Penmanship: the upper-class ‘forgotten’ skill
Handwriting, in the digital age, is an art that is under some pressure. It nevertheless is a skill that is of utmost importance, even now – when everyone around us has a computer, laptop, tablet or smartphone at hand. Handwriting brings a unique skillset to the table, that only men – and women – with class know how to appreciate.
Ever since the dawn of handwriting, it has been a skill that was passed from man to man, especially in the upper-class regions of society. Good penmanship was something to be envied, something to be admired – good penmanship was a token of wealth and success. The art, as you might call it, was something that was attributed to those of high status. Women loved men who were skilled in the art of handwriting – and they still do.
With the arrival of the modern day keyboard, penmanship has been receiving some flack with regard to its inherit value. Nevertheless it is the case that, especially in this modern time and day, good penmanship offers a classiness that cannot be matched by the use of a computer. Important documents are still signed by pen – and not just approved digitally. Real decision makers hence still have to utilize the skill of handwriting on a day-to-day basis. It is this inherit value of penmanship that is making it a skill that is catching on, especially in the digital age.
Eager to learn
The most important aspect of learning how to become skilled in the art of handwriting is that it brings a set of additional skills to the table. One that might indulge in improving his or her penmanship has a keen eye for detail, has discipline, that the person in question is one with a passion for accuracy.

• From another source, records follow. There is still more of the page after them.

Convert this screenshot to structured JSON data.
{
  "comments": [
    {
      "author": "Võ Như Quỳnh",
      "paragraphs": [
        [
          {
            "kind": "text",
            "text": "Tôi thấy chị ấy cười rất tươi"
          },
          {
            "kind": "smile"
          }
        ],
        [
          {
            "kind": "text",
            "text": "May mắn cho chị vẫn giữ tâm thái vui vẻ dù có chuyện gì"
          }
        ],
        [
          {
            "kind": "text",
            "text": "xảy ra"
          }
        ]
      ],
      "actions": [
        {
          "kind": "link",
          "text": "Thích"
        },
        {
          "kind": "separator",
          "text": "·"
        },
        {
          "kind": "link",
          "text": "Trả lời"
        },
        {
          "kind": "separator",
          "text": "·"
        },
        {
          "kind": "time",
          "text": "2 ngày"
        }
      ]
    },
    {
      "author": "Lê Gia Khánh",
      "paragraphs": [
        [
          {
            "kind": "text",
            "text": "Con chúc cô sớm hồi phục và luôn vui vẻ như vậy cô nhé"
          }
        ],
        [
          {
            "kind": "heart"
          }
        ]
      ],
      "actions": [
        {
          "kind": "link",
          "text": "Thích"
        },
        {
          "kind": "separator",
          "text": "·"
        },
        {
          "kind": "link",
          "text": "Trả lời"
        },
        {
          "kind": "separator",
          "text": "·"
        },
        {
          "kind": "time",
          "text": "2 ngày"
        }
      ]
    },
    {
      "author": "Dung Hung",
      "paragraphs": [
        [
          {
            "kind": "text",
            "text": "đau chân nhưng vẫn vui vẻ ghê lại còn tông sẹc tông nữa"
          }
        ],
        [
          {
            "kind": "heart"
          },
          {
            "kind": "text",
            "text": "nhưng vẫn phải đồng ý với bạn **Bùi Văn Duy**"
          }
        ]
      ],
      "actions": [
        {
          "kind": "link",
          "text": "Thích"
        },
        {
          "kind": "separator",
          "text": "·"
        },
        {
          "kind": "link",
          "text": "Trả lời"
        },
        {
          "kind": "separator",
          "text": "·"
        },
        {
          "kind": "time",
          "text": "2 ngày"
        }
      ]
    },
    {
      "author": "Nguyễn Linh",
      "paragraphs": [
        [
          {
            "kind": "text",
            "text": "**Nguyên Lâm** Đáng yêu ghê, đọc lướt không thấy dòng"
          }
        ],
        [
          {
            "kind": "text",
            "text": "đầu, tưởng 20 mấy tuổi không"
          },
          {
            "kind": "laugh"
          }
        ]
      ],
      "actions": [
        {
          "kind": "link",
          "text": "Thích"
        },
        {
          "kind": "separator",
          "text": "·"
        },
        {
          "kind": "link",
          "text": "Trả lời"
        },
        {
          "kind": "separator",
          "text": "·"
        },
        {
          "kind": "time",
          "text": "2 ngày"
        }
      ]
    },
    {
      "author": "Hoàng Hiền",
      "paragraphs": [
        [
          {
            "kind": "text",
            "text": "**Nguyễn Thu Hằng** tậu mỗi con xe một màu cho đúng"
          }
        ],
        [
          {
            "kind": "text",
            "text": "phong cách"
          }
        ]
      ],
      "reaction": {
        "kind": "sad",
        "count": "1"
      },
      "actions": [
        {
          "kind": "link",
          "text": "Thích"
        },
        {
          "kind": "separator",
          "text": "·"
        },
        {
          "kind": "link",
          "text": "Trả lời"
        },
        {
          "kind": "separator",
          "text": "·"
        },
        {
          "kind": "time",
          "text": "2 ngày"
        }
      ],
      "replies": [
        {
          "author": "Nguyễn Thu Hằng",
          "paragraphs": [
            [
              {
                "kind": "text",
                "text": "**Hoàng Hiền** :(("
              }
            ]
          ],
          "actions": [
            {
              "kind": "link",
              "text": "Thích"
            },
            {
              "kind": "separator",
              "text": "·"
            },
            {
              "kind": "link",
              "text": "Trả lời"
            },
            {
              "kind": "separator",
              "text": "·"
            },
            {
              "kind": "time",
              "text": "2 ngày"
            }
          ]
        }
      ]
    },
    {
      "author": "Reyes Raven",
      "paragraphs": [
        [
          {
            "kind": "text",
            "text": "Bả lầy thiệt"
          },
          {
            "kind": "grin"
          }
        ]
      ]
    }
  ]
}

This all makes that penmanship – whether modern tools look like they are replacing the art – is more alive then ever in present day.